• **WHAT IS EXPECTED**
What is needed is an exact copy of the entries below, with every picture left out.

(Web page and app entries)
####

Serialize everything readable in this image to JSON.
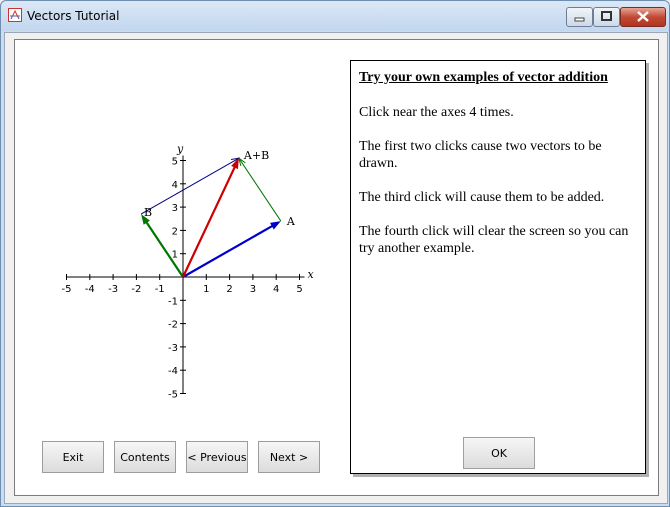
{
  "window": {
    "title": "Vectors Tutorial"
  },
  "chart_data": {
    "type": "vector-plot",
    "xlabel": "x",
    "ylabel": "y",
    "xlim": [
      -5,
      5
    ],
    "ylim": [
      -5,
      5
    ],
    "x_ticks": [
      "-5",
      "-4",
      "-3",
      "-2",
      "-1",
      "1",
      "2",
      "3",
      "4",
      "5"
    ],
    "y_ticks": [
      "5",
      "4",
      "3",
      "2",
      "1",
      "-1",
      "-2",
      "-3",
      "-4",
      "-5"
    ],
    "vectors": [
      {
        "label": "A",
        "from": [
          0,
          0
        ],
        "to": [
          4.2,
          2.4
        ],
        "color": "#0000cc"
      },
      {
        "label": "B",
        "from": [
          0,
          0
        ],
        "to": [
          -1.8,
          2.7
        ],
        "color": "#007700"
      },
      {
        "label": "A+B",
        "from": [
          0,
          0
        ],
        "to": [
          2.4,
          5.1
        ],
        "color": "#cc0000"
      }
    ],
    "parallelogram_edges": [
      {
        "from": [
          -1.8,
          2.7
        ],
        "to": [
          2.4,
          5.1
        ],
        "color": "#000080"
      },
      {
        "from": [
          4.2,
          2.4
        ],
        "to": [
          2.4,
          5.1
        ],
        "color": "#007700"
      }
    ]
  },
  "buttons": {
    "exit": "Exit",
    "contents": "Contents",
    "previous": "< Previous",
    "next": "Next >"
  },
  "info": {
    "heading": "Try your own examples of vector addition",
    "paragraphs": [
      "Click near the axes 4 times.",
      "The first two clicks cause two vectors to be drawn.",
      "The third click will cause them to be added.",
      "The fourth click will clear the screen so you can try another example."
    ],
    "ok": "OK"
  }
}
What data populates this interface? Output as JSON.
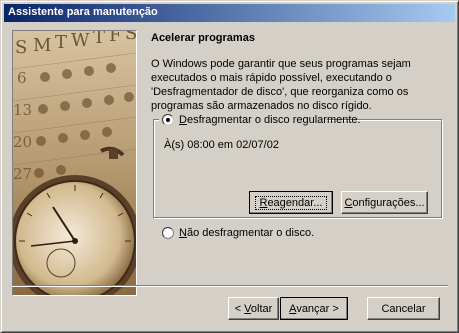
{
  "window": {
    "title": "Assistente para manutenção"
  },
  "page": {
    "heading": "Acelerar programas",
    "description": "O Windows pode garantir que seus programas sejam executados o mais rápido possível, executando o 'Desfragmentador de disco', que reorganiza como os programas são armazenados no disco rígido."
  },
  "options": {
    "defrag_radio_label": "Desfragmentar o disco regularmente.",
    "defrag_selected": true,
    "schedule_text": "À(s) 08:00 em 02/07/02",
    "reschedule_button": "Reagendar...",
    "settings_button": "Configurações...",
    "no_defrag_radio_label": "Não desfragmentar o disco.",
    "no_defrag_selected": false
  },
  "illustration": {
    "calendar_letters": [
      "S",
      "M",
      "T",
      "W",
      "T",
      "F",
      "S"
    ],
    "calendar_numbers": [
      "6",
      "13",
      "20",
      "27"
    ]
  },
  "footer": {
    "back_button": "< Voltar",
    "next_button": "Avançar >",
    "cancel_button": "Cancelar"
  },
  "colors": {
    "titlebar_start": "#0a246a",
    "titlebar_end": "#a6caf0",
    "face": "#d4d0c8",
    "illustration_tone": "#a08258"
  }
}
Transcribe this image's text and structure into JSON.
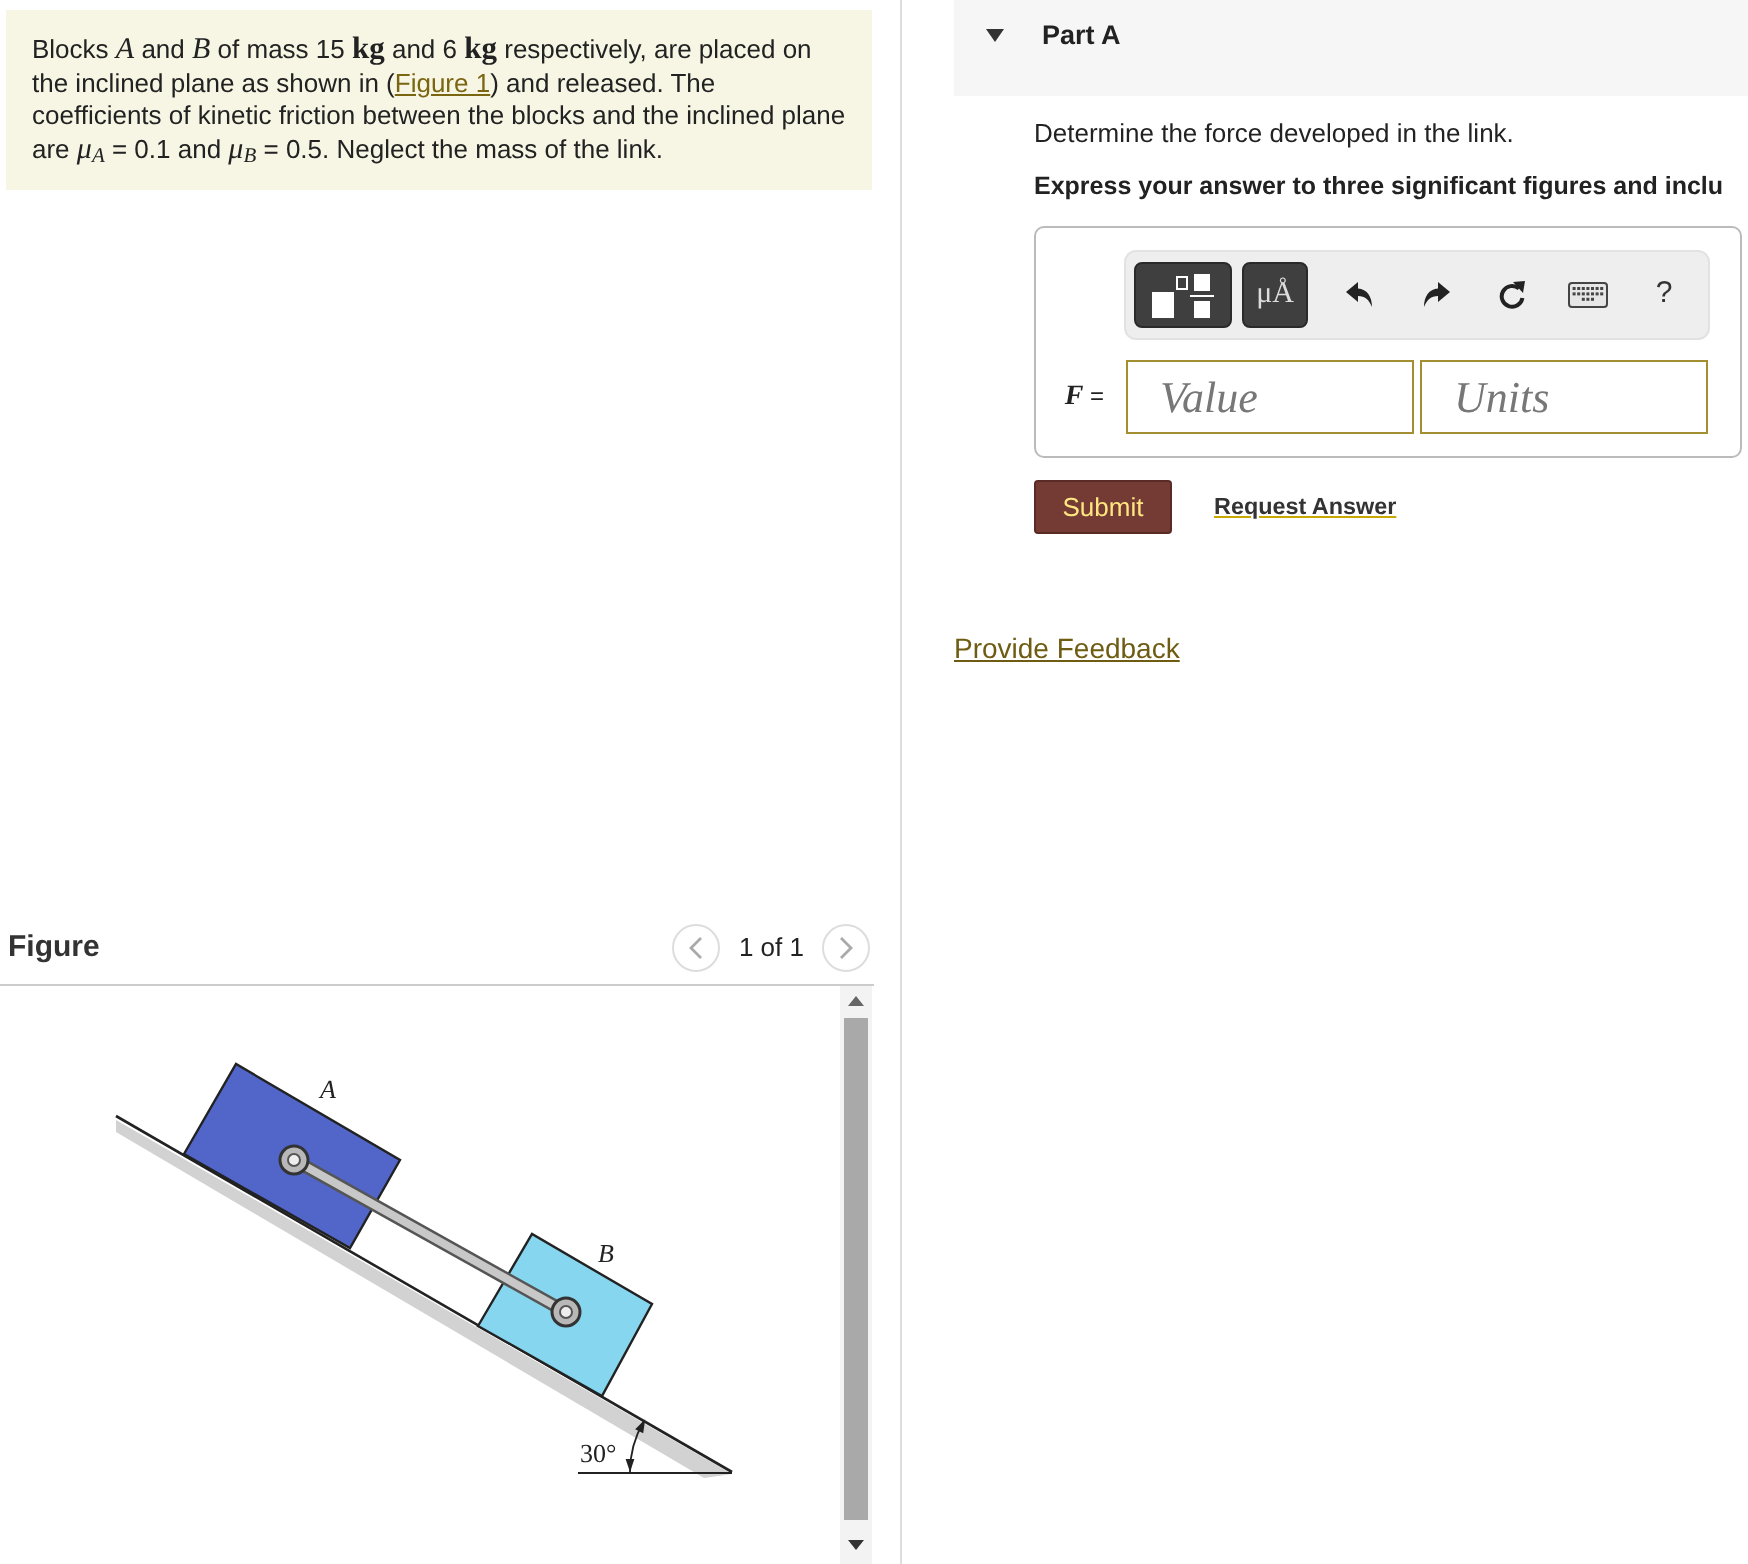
{
  "problem": {
    "parts": [
      {
        "kind": "text",
        "text": "Blocks *A* and *B* of mass 15 **kg** and 6 **kg** respectively, are placed on the inclined plane as shown in ("
      },
      {
        "kind": "link",
        "text": "Figure 1"
      },
      {
        "kind": "text",
        "text": ") and released. The coefficients of kinetic friction between the blocks and the inclined plane are *μ*$_{A}$ = 0.1 and *μ*$_{B}$ = 0.5. Neglect the mass of the link."
      }
    ]
  },
  "figure": {
    "heading": "Figure",
    "pager": "1 of 1",
    "blocks": [
      {
        "label": "A",
        "color": "#5166c8"
      },
      {
        "label": "B",
        "color": "#86d6f0"
      }
    ],
    "angle_label": "30°"
  },
  "part": {
    "title": "Part A",
    "expanded": true,
    "prompt": "Determine the force developed in the link.",
    "instruction": "Express your answer to three significant figures and inclu",
    "toolbar": [
      {
        "kind": "templates"
      },
      {
        "kind": "symbols",
        "label": "μÅ"
      },
      {
        "kind": "undo"
      },
      {
        "kind": "redo"
      },
      {
        "kind": "reset"
      },
      {
        "kind": "keyboard"
      },
      {
        "kind": "help",
        "label": "?"
      }
    ],
    "answer": {
      "label": "*F* =",
      "fields": [
        {
          "placeholder": "Value"
        },
        {
          "placeholder": "Units"
        }
      ]
    },
    "submit": "Submit",
    "request_answer": "Request Answer"
  },
  "feedback_link": "Provide Feedback"
}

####

• **REPLY**
Serialize everything readable in this image to JSON.
{
  "window": {
    "title": "Vectors Tutorial"
  },
  "chart_data": {
    "type": "vector-plot",
    "xlabel": "x",
    "ylabel": "y",
    "xlim": [
      -5,
      5
    ],
    "ylim": [
      -5,
      5
    ],
    "x_ticks": [
      "-5",
      "-4",
      "-3",
      "-2",
      "-1",
      "1",
      "2",
      "3",
      "4",
      "5"
    ],
    "y_ticks": [
      "5",
      "4",
      "3",
      "2",
      "1",
      "-1",
      "-2",
      "-3",
      "-4",
      "-5"
    ],
    "vectors": [
      {
        "label": "A",
        "from": [
          0,
          0
        ],
        "to": [
          4.2,
          2.4
        ],
        "color": "#0000cc"
      },
      {
        "label": "B",
        "from": [
          0,
          0
        ],
        "to": [
          -1.8,
          2.7
        ],
        "color": "#007700"
      },
      {
        "label": "A+B",
        "from": [
          0,
          0
        ],
        "to": [
          2.4,
          5.1
        ],
        "color": "#cc0000"
      }
    ],
    "parallelogram_edges": [
      {
        "from": [
          -1.8,
          2.7
        ],
        "to": [
          2.4,
          5.1
        ],
        "color": "#000080"
      },
      {
        "from": [
          4.2,
          2.4
        ],
        "to": [
          2.4,
          5.1
        ],
        "color": "#007700"
      }
    ]
  },
  "buttons": {
    "exit": "Exit",
    "contents": "Contents",
    "previous": "< Previous",
    "next": "Next >"
  },
  "info": {
    "heading": "Try your own examples of vector addition",
    "paragraphs": [
      "Click near the axes 4 times.",
      "The first two clicks cause two vectors to be drawn.",
      "The third click will cause them to be added.",
      "The fourth click will clear the screen so you can try another example."
    ],
    "ok": "OK"
  }
}
What data populates this interface? Output as JSON.
{
  "window": {
    "title": "Assistente para manutenção"
  },
  "page": {
    "heading": "Acelerar programas",
    "description": "O Windows pode garantir que seus programas sejam executados o mais rápido possível, executando o 'Desfragmentador de disco', que reorganiza como os programas são armazenados no disco rígido."
  },
  "options": {
    "defrag_radio_label": "Desfragmentar o disco regularmente.",
    "defrag_selected": true,
    "schedule_text": "À(s) 08:00 em 02/07/02",
    "reschedule_button": "Reagendar...",
    "settings_button": "Configurações...",
    "no_defrag_radio_label": "Não desfragmentar o disco.",
    "no_defrag_selected": false
  },
  "illustration": {
    "calendar_letters": [
      "S",
      "M",
      "T",
      "W",
      "T",
      "F",
      "S"
    ],
    "calendar_numbers": [
      "6",
      "13",
      "20",
      "27"
    ]
  },
  "footer": {
    "back_button": "< Voltar",
    "next_button": "Avançar >",
    "cancel_button": "Cancelar"
  },
  "colors": {
    "titlebar_start": "#0a246a",
    "titlebar_end": "#a6caf0",
    "face": "#d4d0c8",
    "illustration_tone": "#a08258"
  }
}
Transcribe this image's text and structure into JSON.
{
  "problem": {
    "parts": [
      {
        "kind": "text",
        "text": "Blocks *A* and *B* of mass 15 **kg** and 6 **kg** respectively, are placed on the inclined plane as shown in ("
      },
      {
        "kind": "link",
        "text": "Figure 1"
      },
      {
        "kind": "text",
        "text": ") and released. The coefficients of kinetic friction between the blocks and the inclined plane are *μ*$_{A}$ = 0.1 and *μ*$_{B}$ = 0.5. Neglect the mass of the link."
      }
    ]
  },
  "figure": {
    "heading": "Figure",
    "pager": "1 of 1",
    "blocks": [
      {
        "label": "A",
        "color": "#5166c8"
      },
      {
        "label": "B",
        "color": "#86d6f0"
      }
    ],
    "angle_label": "30°"
  },
  "part": {
    "title": "Part A",
    "expanded": true,
    "prompt": "Determine the force developed in the link.",
    "instruction": "Express your answer to three significant figures and inclu",
    "toolbar": [
      {
        "kind": "templates"
      },
      {
        "kind": "symbols",
        "label": "μÅ"
      },
      {
        "kind": "undo"
      },
      {
        "kind": "redo"
      },
      {
        "kind": "reset"
      },
      {
        "kind": "keyboard"
      },
      {
        "kind": "help",
        "label": "?"
      }
    ],
    "answer": {
      "label": "*F* =",
      "fields": [
        {
          "placeholder": "Value"
        },
        {
          "placeholder": "Units"
        }
      ]
    },
    "submit": "Submit",
    "request_answer": "Request Answer"
  },
  "feedback_link": "Provide Feedback"
}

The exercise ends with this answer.